Cleft and craniofacial surgeries improve quality of life by enabling basic, everyday functions like eating and speaking without pain or difficulty. These procedures also boost patients’ self-esteem by enhancing the form and appearance of the face.

Cleft lip, cleft palate and craniosynostosis are usually addressed during childhood, but sometimes require corrective surgery during adulthood. Optimal treatment requires a multidisciplinary approach, with coordination between pediatricians, pediatric dentists, maxillofacial surgeons, otolaryngologists and other professionals.

What is a cleft lip?

During early pregnancy, different areas of the face develop independently and then join together. This includes the left and right sides of the lips and the roof of the mouth. When these parts don’t join properly, it could result in a cleft, or opening, in the upper lip.

This cleft can range from a slight notch in the colored portion of the lip to a complete separation on one or both sides of the lip that extends into the nose. A cleft lip may correspond with a cleft in the gum, which can range from a small notch to a complete division of the gum. Surgery for a cleft lip removes any gaps or openings in the upper lip, gum or the roof of the mouth to improve speech and appearance.

What is a cleft palate?

Similar to a cleft lip, a cleft palate occurs during early pregnancy when different areas of the face don’t join together properly, causing an opening in the roof of the mouth. The back of the palate is called the soft palate and the front is the hard palate.

A cleft palate can range from an opening at the back of the soft palate to a nearly complete separation of the entire roof of the mouth, including both the soft and hard palate. Surgery for a cleft palate closes any separation in the hard and soft palate, making it easier for patients to eat and speak.

What is craniosynostosis?

Craniosynostosis is the early fusion of the cranial suture lines. Cranial suture lines are incompletely calcified junctions between bones that allow the cranial vault to expand, creating room for the brain to grow during the first several years of life.
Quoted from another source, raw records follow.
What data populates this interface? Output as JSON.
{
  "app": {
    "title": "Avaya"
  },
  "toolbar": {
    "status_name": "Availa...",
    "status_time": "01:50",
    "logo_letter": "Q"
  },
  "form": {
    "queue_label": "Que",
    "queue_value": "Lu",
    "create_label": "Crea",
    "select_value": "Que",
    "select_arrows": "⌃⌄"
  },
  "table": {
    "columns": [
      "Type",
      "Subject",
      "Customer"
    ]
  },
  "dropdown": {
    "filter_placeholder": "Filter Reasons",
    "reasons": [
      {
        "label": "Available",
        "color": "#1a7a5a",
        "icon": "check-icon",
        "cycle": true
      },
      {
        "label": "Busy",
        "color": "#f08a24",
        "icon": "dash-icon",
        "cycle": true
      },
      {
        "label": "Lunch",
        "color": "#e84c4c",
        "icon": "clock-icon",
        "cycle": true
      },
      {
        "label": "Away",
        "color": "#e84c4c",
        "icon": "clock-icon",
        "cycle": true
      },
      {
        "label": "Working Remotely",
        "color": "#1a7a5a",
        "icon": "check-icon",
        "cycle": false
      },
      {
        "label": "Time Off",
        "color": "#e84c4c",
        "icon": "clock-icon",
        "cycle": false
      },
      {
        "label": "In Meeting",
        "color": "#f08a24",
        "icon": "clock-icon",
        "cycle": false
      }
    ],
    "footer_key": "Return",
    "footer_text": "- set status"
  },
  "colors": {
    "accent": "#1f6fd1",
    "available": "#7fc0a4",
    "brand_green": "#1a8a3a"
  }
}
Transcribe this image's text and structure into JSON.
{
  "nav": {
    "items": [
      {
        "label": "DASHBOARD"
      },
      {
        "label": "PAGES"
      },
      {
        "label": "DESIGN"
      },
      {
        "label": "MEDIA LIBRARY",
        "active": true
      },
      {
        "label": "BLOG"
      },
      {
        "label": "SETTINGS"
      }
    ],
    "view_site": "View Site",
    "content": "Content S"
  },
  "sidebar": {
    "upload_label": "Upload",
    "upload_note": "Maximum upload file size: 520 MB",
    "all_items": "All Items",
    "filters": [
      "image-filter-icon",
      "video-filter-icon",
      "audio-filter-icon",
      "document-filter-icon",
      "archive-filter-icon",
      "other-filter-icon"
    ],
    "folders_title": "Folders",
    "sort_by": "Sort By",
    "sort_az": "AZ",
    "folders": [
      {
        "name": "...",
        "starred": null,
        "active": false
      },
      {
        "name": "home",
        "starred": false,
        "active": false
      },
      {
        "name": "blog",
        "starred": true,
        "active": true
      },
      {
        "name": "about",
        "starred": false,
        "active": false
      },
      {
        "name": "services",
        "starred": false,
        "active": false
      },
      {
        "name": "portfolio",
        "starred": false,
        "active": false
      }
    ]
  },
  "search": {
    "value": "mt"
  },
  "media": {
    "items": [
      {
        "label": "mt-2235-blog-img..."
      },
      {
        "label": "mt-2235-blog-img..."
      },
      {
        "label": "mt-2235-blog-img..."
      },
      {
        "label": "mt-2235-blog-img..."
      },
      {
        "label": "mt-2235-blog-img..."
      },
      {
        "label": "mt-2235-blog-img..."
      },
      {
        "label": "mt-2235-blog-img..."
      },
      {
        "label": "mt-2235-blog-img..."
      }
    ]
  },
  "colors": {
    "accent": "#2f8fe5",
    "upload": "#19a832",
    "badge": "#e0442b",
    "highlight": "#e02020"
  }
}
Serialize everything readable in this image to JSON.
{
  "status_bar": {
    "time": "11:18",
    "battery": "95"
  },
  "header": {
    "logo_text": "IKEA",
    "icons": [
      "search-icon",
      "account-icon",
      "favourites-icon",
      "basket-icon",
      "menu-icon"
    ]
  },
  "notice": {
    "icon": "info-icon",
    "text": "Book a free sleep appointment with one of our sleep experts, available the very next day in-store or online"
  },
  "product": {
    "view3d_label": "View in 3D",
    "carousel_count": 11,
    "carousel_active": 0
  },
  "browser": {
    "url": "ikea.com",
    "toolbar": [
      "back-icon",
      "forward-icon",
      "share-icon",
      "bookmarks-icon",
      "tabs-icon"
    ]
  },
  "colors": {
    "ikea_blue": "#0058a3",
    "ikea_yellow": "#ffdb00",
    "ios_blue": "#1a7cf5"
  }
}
Craniosynostosis disrupts cranial vault expansion, causing craniofacial deformity, while the fusion of multiple suture lines can restrict growth and apply pressure on the brain. This can lead to neurological issues, including developmental problems, cognitive impairment, seizures and mental retardation. Craniofacial surgery recreates suture lines at an early age to facilitate growth, correct deformity and reduce the risk of neurological issues.